WHAT IS EXPECTED: Your job is to copy all the entries precisely as they stand.

[Records from a dataset]
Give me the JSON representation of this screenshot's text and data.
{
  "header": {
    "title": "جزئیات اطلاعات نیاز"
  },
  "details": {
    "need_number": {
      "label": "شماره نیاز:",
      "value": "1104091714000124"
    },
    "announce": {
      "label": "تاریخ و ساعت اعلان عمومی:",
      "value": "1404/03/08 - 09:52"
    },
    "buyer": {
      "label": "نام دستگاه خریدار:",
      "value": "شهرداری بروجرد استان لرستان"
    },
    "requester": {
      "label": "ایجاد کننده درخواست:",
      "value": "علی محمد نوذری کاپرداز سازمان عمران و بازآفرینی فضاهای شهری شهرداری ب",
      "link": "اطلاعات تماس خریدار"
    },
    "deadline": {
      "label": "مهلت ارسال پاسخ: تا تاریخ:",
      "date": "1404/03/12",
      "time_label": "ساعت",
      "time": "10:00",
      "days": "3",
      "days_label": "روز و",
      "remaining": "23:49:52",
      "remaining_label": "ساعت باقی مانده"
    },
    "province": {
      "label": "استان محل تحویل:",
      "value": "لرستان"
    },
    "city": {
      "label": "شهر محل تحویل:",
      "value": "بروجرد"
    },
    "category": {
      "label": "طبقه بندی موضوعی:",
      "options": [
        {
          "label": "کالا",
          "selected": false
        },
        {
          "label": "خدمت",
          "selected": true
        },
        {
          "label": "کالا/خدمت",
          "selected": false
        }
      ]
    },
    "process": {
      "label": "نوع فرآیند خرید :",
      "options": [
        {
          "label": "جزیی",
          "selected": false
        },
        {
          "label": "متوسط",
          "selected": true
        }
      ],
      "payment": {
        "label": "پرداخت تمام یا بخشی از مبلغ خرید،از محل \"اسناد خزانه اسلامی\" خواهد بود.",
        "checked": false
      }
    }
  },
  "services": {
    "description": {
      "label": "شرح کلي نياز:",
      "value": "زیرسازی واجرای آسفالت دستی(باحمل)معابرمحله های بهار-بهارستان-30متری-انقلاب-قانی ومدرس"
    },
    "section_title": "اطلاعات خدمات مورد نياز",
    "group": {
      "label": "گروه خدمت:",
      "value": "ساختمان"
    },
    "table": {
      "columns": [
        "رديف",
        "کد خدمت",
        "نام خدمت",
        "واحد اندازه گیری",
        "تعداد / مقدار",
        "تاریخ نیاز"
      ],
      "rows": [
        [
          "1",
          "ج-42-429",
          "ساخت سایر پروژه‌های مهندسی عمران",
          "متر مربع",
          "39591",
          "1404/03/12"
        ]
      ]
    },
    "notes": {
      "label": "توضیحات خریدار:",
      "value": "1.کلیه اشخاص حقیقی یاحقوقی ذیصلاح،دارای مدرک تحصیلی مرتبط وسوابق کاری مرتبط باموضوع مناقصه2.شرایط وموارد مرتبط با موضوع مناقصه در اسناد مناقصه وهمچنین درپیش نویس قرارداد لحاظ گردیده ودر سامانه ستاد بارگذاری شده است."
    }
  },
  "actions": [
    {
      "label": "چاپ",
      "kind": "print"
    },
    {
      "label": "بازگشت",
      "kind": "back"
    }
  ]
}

RESPONSE BELOW:
Give me the JSON representation of this screenshot's text and data.
{
  "header": {
    "title": "جزئیات اطلاعات نیاز"
  },
  "details": {
    "need_number": {
      "label": "شماره نیاز:",
      "value": "1104091714000124"
    },
    "announce": {
      "label": "تاریخ و ساعت اعلان عمومی:",
      "value": "1404/03/08 - 09:52"
    },
    "buyer": {
      "label": "نام دستگاه خریدار:",
      "value": "شهرداری بروجرد استان لرستان"
    },
    "requester": {
      "label": "ایجاد کننده درخواست:",
      "value": "علی محمد نوذری کاپرداز سازمان عمران و بازآفرینی فضاهای شهری شهرداری ب",
      "link": "اطلاعات تماس خریدار"
    },
    "deadline": {
      "label": "مهلت ارسال پاسخ: تا تاریخ:",
      "date": "1404/03/12",
      "time_label": "ساعت",
      "time": "10:00",
      "days": "3",
      "days_label": "روز و",
      "remaining": "23:49:52",
      "remaining_label": "ساعت باقی مانده"
    },
    "province": {
      "label": "استان محل تحویل:",
      "value": "لرستان"
    },
    "city": {
      "label": "شهر محل تحویل:",
      "value": "بروجرد"
    },
    "category": {
      "label": "طبقه بندی موضوعی:",
      "options": [
        {
          "label": "کالا",
          "selected": false
        },
        {
          "label": "خدمت",
          "selected": true
        },
        {
          "label": "کالا/خدمت",
          "selected": false
        }
      ]
    },
    "process": {
      "label": "نوع فرآیند خرید :",
      "options": [
        {
          "label": "جزیی",
          "selected": false
        },
        {
          "label": "متوسط",
          "selected": true
        }
      ],
      "payment": {
        "label": "پرداخت تمام یا بخشی از مبلغ خرید،از محل \"اسناد خزانه اسلامی\" خواهد بود.",
        "checked": false
      }
    }
  },
  "services": {
    "description": {
      "label": "شرح کلي نياز:",
      "value": "زیرسازی واجرای آسفالت دستی(باحمل)معابرمحله های بهار-بهارستان-30متری-انقلاب-قانی ومدرس"
    },
    "section_title": "اطلاعات خدمات مورد نياز",
    "group": {
      "label": "گروه خدمت:",
      "value": "ساختمان"
    },
    "table": {
      "columns": [
        "رديف",
        "کد خدمت",
        "نام خدمت",
        "واحد اندازه گیری",
        "تعداد / مقدار",
        "تاریخ نیاز"
      ],
      "rows": [
        [
          "1",
          "ج-42-429",
          "ساخت سایر پروژه‌های مهندسی عمران",
          "متر مربع",
          "39591",
          "1404/03/12"
        ]
      ]
    },
    "notes": {
      "label": "توضیحات خریدار:",
      "value": "1.کلیه اشخاص حقیقی یاحقوقی ذیصلاح،دارای مدرک تحصیلی مرتبط وسوابق کاری مرتبط باموضوع مناقصه2.شرایط وموارد مرتبط با موضوع مناقصه در اسناد مناقصه وهمچنین درپیش نویس قرارداد لحاظ گردیده ودر سامانه ستاد بارگذاری شده است."
    }
  },
  "actions": [
    {
      "label": "چاپ",
      "kind": "print"
    },
    {
      "label": "بازگشت",
      "kind": "back"
    }
  ]
}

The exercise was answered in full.